Source data Block Start

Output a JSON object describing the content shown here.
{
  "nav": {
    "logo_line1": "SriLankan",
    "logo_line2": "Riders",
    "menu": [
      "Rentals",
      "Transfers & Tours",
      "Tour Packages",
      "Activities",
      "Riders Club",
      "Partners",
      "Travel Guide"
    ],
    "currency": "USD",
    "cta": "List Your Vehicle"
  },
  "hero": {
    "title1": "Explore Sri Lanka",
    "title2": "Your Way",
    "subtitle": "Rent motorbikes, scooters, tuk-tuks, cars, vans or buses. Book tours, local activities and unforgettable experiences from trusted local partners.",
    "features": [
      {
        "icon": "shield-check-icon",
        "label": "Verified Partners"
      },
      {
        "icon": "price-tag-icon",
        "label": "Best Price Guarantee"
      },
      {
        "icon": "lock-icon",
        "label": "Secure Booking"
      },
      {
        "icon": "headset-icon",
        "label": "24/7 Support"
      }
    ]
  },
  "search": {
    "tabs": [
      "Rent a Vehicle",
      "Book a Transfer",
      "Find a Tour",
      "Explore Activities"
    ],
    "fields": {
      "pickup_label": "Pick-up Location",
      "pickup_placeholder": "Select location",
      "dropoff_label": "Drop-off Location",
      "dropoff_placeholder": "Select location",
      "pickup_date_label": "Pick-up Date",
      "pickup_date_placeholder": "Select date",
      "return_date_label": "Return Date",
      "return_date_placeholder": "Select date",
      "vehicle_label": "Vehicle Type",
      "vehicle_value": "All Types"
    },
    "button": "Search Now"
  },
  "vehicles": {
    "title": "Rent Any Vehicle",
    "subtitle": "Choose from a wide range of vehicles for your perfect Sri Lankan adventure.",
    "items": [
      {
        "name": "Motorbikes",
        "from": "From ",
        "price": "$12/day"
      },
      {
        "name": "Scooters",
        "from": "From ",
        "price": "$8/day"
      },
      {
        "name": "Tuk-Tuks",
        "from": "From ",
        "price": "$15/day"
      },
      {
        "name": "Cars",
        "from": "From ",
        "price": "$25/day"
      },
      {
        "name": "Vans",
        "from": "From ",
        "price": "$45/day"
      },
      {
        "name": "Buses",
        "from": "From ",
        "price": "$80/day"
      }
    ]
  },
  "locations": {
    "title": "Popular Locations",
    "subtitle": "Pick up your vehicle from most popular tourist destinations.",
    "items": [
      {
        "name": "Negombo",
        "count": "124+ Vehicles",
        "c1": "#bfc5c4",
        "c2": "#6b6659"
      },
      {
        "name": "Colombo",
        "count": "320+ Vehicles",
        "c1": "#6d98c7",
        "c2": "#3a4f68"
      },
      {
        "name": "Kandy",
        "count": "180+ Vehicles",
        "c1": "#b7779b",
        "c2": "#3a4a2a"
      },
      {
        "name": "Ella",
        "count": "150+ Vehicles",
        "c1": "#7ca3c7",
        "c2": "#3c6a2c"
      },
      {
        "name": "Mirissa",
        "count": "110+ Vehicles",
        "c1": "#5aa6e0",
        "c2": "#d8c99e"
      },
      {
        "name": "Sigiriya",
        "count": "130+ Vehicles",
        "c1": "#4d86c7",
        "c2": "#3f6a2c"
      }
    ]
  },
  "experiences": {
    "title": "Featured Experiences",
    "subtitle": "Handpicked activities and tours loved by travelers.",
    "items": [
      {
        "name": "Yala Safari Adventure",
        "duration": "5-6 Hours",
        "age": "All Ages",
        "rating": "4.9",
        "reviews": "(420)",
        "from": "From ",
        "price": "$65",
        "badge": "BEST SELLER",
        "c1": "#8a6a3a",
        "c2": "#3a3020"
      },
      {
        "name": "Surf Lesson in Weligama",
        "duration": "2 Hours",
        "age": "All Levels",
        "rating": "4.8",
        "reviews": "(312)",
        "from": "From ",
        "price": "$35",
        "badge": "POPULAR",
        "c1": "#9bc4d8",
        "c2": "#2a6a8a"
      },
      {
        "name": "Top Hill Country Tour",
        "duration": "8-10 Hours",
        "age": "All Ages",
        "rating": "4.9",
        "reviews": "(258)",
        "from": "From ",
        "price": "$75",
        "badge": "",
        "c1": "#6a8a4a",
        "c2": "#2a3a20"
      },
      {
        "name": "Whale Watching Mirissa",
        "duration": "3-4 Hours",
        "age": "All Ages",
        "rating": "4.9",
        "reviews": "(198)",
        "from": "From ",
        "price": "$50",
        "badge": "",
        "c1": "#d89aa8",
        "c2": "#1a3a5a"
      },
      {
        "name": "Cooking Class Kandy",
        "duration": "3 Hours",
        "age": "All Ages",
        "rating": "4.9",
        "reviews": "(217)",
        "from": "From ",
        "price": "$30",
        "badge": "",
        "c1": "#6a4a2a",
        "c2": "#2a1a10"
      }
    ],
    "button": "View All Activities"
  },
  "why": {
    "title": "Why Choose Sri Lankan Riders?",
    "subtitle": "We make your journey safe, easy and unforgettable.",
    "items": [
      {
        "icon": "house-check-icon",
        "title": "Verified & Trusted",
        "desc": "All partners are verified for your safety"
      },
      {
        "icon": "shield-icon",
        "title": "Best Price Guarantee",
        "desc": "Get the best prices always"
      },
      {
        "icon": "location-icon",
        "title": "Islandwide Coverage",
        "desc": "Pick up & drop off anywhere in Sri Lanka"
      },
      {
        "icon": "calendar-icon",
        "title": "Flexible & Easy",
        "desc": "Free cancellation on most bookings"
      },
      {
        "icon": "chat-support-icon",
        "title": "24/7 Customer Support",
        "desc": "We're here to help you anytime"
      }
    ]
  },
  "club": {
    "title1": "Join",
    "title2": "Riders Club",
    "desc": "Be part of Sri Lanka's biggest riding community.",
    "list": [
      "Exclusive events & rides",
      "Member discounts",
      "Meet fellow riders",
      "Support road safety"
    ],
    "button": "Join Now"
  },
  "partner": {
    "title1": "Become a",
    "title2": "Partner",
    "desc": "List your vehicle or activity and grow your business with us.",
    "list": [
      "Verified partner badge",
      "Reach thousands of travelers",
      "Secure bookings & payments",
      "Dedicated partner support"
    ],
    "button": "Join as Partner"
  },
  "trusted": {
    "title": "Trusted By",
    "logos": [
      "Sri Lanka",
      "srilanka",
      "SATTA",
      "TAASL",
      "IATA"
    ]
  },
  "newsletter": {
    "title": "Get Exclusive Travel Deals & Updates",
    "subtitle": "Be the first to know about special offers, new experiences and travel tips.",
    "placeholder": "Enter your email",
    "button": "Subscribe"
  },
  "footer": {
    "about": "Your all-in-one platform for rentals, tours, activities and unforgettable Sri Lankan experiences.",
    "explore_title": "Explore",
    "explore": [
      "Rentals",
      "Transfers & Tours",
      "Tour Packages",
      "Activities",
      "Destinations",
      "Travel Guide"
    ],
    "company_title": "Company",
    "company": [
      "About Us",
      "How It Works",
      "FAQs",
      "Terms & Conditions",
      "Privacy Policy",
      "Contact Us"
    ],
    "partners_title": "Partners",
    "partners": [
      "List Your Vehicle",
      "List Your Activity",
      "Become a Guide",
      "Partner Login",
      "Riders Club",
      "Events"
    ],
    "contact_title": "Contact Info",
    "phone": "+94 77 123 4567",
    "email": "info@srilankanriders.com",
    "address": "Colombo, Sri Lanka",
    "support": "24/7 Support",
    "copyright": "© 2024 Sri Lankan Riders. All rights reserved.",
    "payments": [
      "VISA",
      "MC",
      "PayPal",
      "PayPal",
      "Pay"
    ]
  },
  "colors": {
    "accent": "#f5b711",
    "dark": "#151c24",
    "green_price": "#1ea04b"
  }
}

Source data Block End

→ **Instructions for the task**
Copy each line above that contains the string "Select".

→ **Solution to the problem**
      "pickup_placeholder": "Select location",
      "dropoff_placeholder": "Select location",
      "pickup_date_placeholder": "Select date",
      "return_date_placeholder": "Select date",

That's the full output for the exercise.